Originally Posted by MountainMedic
i have been on all sides of situations like this before. what you have to remember is that part of our job is to come and put order to chaos. we constantly have well meaning idiots getting in the way, sometimes in very dangerous ways. its not always easy to tell an expert in street clothes from a wannabe ricky rescue that is 2 minutes away from making a small situation a major incident. and when it all turns to shit WE are the ones who take all the heat. it can't help but make us a little too controlling at times. nature of the beast.
Well said. Bystanders interfering/helping is a regular thing. It can be good or bad. I’ve done the rescue thing about 7 years. Sometimes we use bystanders to help and they are awesome. When we do that it is because we are lacking the numbers of rescuers needed and the bystander has explained their expertise and asked to help and work with us. The ones who get told to go away are the ones who are not professional and don’t listen. It’s my ass if they cause a problem.
Here's a ton of personal examples from SAR, EMS, and SWR (these took place in several different counties, but none of them were in CCC):
On a SWR recovery: my team located a kayaker’s body tacoed on a rock in the middle of the river. A bystander kayaker offered to help us with the recovery. We recognized him: a SWR instructor-instructor. We accepted his help. I learned a new trick from him too!
An avalanche rescue: a bystander walks up the trail and declares he is going to cross the path and start looking for people. He was told we are bombing the hangfire and to get the heck back and by the way who are you? He says “no I am gonna go over there and look for the people. I know them!” He got to talk to a deputy (no he wasn’t arrested).
Some mountaineers offered to help my SAR team on top of a 14er. There were only 3 of us rescuers at the top of the 14er and darkness was approaching. The next group of rescuers was thousands of feet lower. We graciously accepted their help. They helped us move the rescue gear and the patient and saved at least 2 hours in the extrication. They were thanked profusely and received commendations from the sheriff.
A bystander nurse jumped in the back of my ambulance at a car wreck and started to tell EMS personnel what to do and declared that she was going to ride with us to the hospital and wanted to start IVs and run the call etc. She got told to get the hell out or be arrested.
Some hut skiers offered to help search for missing snowmobiler. “No, we can’t direct you to search, but here is what they look like if you happen to see them and here is who to call.” “Cool.”
During a high angle rescue, a local rockclimber walks by command and starts asking what is going on and can he help. We have no idea who he is. We have plenty of personnel and the rescue is going smoothly. He is told “no, but thank you for offering.”
An unaffiliated group of skiers helped an injured backcountry skier. When the SAR team reached the patient, the skiers offered to continue to help after explaining their training. Observing their good work so far, SAR accepted their help and they sped up the rescue. They were commended by the Sherriff.
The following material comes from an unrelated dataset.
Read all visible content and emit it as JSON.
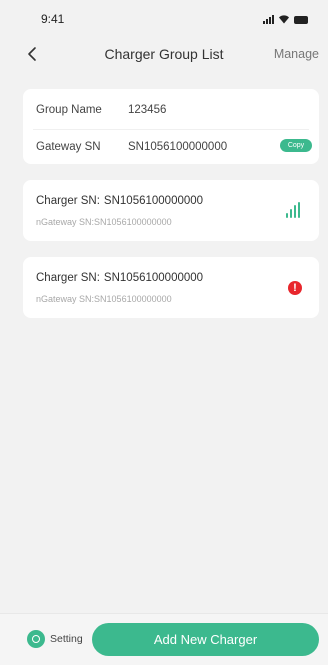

I'll be the first to admit that some emergency personnel can be abrasively dismissive when someone wants to help, often needlessly so. They should endeavor to be professional in all cases. But bruised feelings are no justification to compete.